* **The problem**: Could you output every record again, exactly as given?

==== Data excerpts ====

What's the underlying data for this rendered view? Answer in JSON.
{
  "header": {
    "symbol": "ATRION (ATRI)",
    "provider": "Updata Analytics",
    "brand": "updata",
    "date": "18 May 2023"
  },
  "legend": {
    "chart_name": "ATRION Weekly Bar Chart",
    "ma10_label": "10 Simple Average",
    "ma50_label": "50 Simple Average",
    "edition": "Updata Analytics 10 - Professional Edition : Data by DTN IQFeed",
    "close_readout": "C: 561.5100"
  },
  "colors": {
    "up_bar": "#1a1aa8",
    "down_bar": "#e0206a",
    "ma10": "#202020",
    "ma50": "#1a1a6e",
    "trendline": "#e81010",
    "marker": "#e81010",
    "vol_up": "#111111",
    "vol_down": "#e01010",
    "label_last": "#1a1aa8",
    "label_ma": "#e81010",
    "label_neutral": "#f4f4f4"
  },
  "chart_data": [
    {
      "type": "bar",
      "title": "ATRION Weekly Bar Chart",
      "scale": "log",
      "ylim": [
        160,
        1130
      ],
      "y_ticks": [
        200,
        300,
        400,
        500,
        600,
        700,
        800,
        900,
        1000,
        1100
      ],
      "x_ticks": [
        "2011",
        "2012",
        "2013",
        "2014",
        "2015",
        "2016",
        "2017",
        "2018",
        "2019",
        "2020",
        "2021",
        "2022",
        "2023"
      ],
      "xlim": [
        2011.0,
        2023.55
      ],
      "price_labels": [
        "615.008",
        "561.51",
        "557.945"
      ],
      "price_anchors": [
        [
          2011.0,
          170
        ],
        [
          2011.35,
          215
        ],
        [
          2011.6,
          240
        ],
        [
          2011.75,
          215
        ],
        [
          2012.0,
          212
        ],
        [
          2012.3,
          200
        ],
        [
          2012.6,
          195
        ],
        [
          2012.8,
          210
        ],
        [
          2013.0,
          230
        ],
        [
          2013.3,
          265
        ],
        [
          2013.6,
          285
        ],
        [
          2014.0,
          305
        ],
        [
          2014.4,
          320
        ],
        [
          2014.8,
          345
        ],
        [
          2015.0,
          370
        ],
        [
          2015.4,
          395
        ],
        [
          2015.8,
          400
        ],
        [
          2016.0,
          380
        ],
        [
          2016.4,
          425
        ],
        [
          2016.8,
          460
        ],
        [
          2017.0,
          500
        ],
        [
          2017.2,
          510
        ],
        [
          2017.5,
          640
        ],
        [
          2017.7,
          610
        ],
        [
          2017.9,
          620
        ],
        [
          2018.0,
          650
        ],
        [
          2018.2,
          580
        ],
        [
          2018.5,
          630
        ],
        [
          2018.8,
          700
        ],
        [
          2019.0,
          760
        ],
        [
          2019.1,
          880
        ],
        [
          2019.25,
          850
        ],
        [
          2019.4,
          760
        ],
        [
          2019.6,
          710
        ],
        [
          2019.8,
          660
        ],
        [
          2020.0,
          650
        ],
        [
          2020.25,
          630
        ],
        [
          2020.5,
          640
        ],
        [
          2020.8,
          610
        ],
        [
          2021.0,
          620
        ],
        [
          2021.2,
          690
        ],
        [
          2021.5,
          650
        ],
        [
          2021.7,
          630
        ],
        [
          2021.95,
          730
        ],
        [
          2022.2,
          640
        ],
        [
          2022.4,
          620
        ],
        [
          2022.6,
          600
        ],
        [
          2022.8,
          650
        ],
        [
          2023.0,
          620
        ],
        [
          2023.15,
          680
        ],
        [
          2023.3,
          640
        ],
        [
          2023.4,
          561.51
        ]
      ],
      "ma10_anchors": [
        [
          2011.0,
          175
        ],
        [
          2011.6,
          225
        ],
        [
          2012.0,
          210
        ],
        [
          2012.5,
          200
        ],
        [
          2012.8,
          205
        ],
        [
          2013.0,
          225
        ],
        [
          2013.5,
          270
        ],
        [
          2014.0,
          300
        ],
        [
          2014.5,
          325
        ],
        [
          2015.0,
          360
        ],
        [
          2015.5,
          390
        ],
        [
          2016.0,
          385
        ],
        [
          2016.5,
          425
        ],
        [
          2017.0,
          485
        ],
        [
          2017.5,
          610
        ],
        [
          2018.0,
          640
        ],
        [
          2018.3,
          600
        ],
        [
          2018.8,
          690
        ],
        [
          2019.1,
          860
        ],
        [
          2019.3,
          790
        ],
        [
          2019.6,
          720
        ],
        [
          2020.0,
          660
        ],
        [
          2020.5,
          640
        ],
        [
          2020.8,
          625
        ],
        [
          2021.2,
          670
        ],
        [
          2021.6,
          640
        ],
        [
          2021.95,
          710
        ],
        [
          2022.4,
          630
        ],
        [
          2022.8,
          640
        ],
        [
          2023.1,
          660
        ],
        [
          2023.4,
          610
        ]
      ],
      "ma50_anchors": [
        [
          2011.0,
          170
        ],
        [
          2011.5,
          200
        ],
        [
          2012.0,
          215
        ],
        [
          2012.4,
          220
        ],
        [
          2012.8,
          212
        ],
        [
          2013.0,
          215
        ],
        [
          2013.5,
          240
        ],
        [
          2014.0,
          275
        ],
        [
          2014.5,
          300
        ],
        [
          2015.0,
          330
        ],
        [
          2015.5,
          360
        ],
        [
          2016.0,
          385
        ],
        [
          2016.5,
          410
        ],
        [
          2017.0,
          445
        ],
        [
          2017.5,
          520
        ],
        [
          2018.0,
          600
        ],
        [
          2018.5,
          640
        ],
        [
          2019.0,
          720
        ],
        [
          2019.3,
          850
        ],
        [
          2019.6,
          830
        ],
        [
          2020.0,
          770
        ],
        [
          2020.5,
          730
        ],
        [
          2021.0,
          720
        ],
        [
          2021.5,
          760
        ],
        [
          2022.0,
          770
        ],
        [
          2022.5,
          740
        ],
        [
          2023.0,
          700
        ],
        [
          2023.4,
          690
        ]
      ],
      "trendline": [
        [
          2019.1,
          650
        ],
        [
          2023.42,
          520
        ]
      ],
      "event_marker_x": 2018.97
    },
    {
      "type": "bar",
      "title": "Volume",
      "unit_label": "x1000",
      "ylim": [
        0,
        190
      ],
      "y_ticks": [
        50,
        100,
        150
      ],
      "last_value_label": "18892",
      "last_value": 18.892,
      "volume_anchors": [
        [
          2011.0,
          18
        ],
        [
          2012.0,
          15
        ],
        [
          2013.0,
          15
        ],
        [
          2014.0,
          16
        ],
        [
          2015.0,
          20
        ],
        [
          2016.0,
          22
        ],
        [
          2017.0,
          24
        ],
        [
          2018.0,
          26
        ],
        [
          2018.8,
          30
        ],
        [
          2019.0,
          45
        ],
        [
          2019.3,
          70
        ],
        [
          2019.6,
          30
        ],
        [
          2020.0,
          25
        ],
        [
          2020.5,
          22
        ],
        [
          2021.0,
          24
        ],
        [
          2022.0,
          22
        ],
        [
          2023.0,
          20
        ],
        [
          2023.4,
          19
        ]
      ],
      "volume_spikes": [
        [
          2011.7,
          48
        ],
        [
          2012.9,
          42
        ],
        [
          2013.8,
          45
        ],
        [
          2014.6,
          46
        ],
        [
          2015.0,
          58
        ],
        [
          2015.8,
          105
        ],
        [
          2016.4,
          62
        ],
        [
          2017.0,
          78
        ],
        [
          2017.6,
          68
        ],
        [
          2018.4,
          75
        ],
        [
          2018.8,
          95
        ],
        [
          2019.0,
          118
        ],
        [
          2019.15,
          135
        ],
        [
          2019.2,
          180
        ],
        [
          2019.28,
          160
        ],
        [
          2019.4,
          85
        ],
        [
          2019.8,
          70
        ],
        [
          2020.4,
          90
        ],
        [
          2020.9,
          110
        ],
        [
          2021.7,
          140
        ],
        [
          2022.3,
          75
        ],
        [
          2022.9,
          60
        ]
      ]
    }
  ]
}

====

* **Answer to this problem**:
What's the underlying data for this rendered view? Answer in JSON.
{
  "header": {
    "symbol": "ATRION (ATRI)",
    "provider": "Updata Analytics",
    "brand": "updata",
    "date": "18 May 2023"
  },
  "legend": {
    "chart_name": "ATRION Weekly Bar Chart",
    "ma10_label": "10 Simple Average",
    "ma50_label": "50 Simple Average",
    "edition": "Updata Analytics 10 - Professional Edition : Data by DTN IQFeed",
    "close_readout": "C: 561.5100"
  },
  "colors": {
    "up_bar": "#1a1aa8",
    "down_bar": "#e0206a",
    "ma10": "#202020",
    "ma50": "#1a1a6e",
    "trendline": "#e81010",
    "marker": "#e81010",
    "vol_up": "#111111",
    "vol_down": "#e01010",
    "label_last": "#1a1aa8",
    "label_ma": "#e81010",
    "label_neutral": "#f4f4f4"
  },
  "chart_data": [
    {
      "type": "bar",
      "title": "ATRION Weekly Bar Chart",
      "scale": "log",
      "ylim": [
        160,
        1130
      ],
      "y_ticks": [
        200,
        300,
        400,
        500,
        600,
        700,
        800,
        900,
        1000,
        1100
      ],
      "x_ticks": [
        "2011",
        "2012",
        "2013",
        "2014",
        "2015",
        "2016",
        "2017",
        "2018",
        "2019",
        "2020",
        "2021",
        "2022",
        "2023"
      ],
      "xlim": [
        2011.0,
        2023.55
      ],
      "price_labels": [
        "615.008",
        "561.51",
        "557.945"
      ],
      "price_anchors": [
        [
          2011.0,
          170
        ],
        [
          2011.35,
          215
        ],
        [
          2011.6,
          240
        ],
        [
          2011.75,
          215
        ],
        [
          2012.0,
          212
        ],
        [
          2012.3,
          200
        ],
        [
          2012.6,
          195
        ],
        [
          2012.8,
          210
        ],
        [
          2013.0,
          230
        ],
        [
          2013.3,
          265
        ],
        [
          2013.6,
          285
        ],
        [
          2014.0,
          305
        ],
        [
          2014.4,
          320
        ],
        [
          2014.8,
          345
        ],
        [
          2015.0,
          370
        ],
        [
          2015.4,
          395
        ],
        [
          2015.8,
          400
        ],
        [
          2016.0,
          380
        ],
        [
          2016.4,
          425
        ],
        [
          2016.8,
          460
        ],
        [
          2017.0,
          500
        ],
        [
          2017.2,
          510
        ],
        [
          2017.5,
          640
        ],
        [
          2017.7,
          610
        ],
        [
          2017.9,
          620
        ],
        [
          2018.0,
          650
        ],
        [
          2018.2,
          580
        ],
        [
          2018.5,
          630
        ],
        [
          2018.8,
          700
        ],
        [
          2019.0,
          760
        ],
        [
          2019.1,
          880
        ],
        [
          2019.25,
          850
        ],
        [
          2019.4,
          760
        ],
        [
          2019.6,
          710
        ],
        [
          2019.8,
          660
        ],
        [
          2020.0,
          650
        ],
        [
          2020.25,
          630
        ],
        [
          2020.5,
          640
        ],
        [
          2020.8,
          610
        ],
        [
          2021.0,
          620
        ],
        [
          2021.2,
          690
        ],
        [
          2021.5,
          650
        ],
        [
          2021.7,
          630
        ],
        [
          2021.95,
          730
        ],
        [
          2022.2,
          640
        ],
        [
          2022.4,
          620
        ],
        [
          2022.6,
          600
        ],
        [
          2022.8,
          650
        ],
        [
          2023.0,
          620
        ],
        [
          2023.15,
          680
        ],
        [
          2023.3,
          640
        ],
        [
          2023.4,
          561.51
        ]
      ],
      "ma10_anchors": [
        [
          2011.0,
          175
        ],
        [
          2011.6,
          225
        ],
        [
          2012.0,
          210
        ],
        [
          2012.5,
          200
        ],
        [
          2012.8,
          205
        ],
        [
          2013.0,
          225
        ],
        [
          2013.5,
          270
        ],
        [
          2014.0,
          300
        ],
        [
          2014.5,
          325
        ],
        [
          2015.0,
          360
        ],
        [
          2015.5,
          390
        ],
        [
          2016.0,
          385
        ],
        [
          2016.5,
          425
        ],
        [
          2017.0,
          485
        ],
        [
          2017.5,
          610
        ],
        [
          2018.0,
          640
        ],
        [
          2018.3,
          600
        ],
        [
          2018.8,
          690
        ],
        [
          2019.1,
          860
        ],
        [
          2019.3,
          790
        ],
        [
          2019.6,
          720
        ],
        [
          2020.0,
          660
        ],
        [
          2020.5,
          640
        ],
        [
          2020.8,
          625
        ],
        [
          2021.2,
          670
        ],
        [
          2021.6,
          640
        ],
        [
          2021.95,
          710
        ],
        [
          2022.4,
          630
        ],
        [
          2022.8,
          640
        ],
        [
          2023.1,
          660
        ],
        [
          2023.4,
          610
        ]
      ],
      "ma50_anchors": [
        [
          2011.0,
          170
        ],
        [
          2011.5,
          200
        ],
        [
          2012.0,
          215
        ],
        [
          2012.4,
          220
        ],
        [
          2012.8,
          212
        ],
        [
          2013.0,
          215
        ],
        [
          2013.5,
          240
        ],
        [
          2014.0,
          275
        ],
        [
          2014.5,
          300
        ],
        [
          2015.0,
          330
        ],
        [
          2015.5,
          360
        ],
        [
          2016.0,
          385
        ],
        [
          2016.5,
          410
        ],
        [
          2017.0,
          445
        ],
        [
          2017.5,
          520
        ],
        [
          2018.0,
          600
        ],
        [
          2018.5,
          640
        ],
        [
          2019.0,
          720
        ],
        [
          2019.3,
          850
        ],
        [
          2019.6,
          830
        ],
        [
          2020.0,
          770
        ],
        [
          2020.5,
          730
        ],
        [
          2021.0,
          720
        ],
        [
          2021.5,
          760
        ],
        [
          2022.0,
          770
        ],
        [
          2022.5,
          740
        ],
        [
          2023.0,
          700
        ],
        [
          2023.4,
          690
        ]
      ],
      "trendline": [
        [
          2019.1,
          650
        ],
        [
          2023.42,
          520
        ]
      ],
      "event_marker_x": 2018.97
    },
    {
      "type": "bar",
      "title": "Volume",
      "unit_label": "x1000",
      "ylim": [
        0,
        190
      ],
      "y_ticks": [
        50,
        100,
        150
      ],
      "last_value_label": "18892",
      "last_value": 18.892,
      "volume_anchors": [
        [
          2011.0,
          18
        ],
        [
          2012.0,
          15
        ],
        [
          2013.0,
          15
        ],
        [
          2014.0,
          16
        ],
        [
          2015.0,
          20
        ],
        [
          2016.0,
          22
        ],
        [
          2017.0,
          24
        ],
        [
          2018.0,
          26
        ],
        [
          2018.8,
          30
        ],
        [
          2019.0,
          45
        ],
        [
          2019.3,
          70
        ],
        [
          2019.6,
          30
        ],
        [
          2020.0,
          25
        ],
        [
          2020.5,
          22
        ],
        [
          2021.0,
          24
        ],
        [
          2022.0,
          22
        ],
        [
          2023.0,
          20
        ],
        [
          2023.4,
          19
        ]
      ],
      "volume_spikes": [
        [
          2011.7,
          48
        ],
        [
          2012.9,
          42
        ],
        [
          2013.8,
          45
        ],
        [
          2014.6,
          46
        ],
        [
          2015.0,
          58
        ],
        [
          2015.8,
          105
        ],
        [
          2016.4,
          62
        ],
        [
          2017.0,
          78
        ],
        [
          2017.6,
          68
        ],
        [
          2018.4,
          75
        ],
        [
          2018.8,
          95
        ],
        [
          2019.0,
          118
        ],
        [
          2019.15,
          135
        ],
        [
          2019.2,
          180
        ],
        [
          2019.28,
          160
        ],
        [
          2019.4,
          85
        ],
        [
          2019.8,
          70
        ],
        [
          2020.4,
          90
        ],
        [
          2020.9,
          110
        ],
        [
          2021.7,
          140
        ],
        [
          2022.3,
          75
        ],
        [
          2022.9,
          60
        ]
      ]
    }
  ]
}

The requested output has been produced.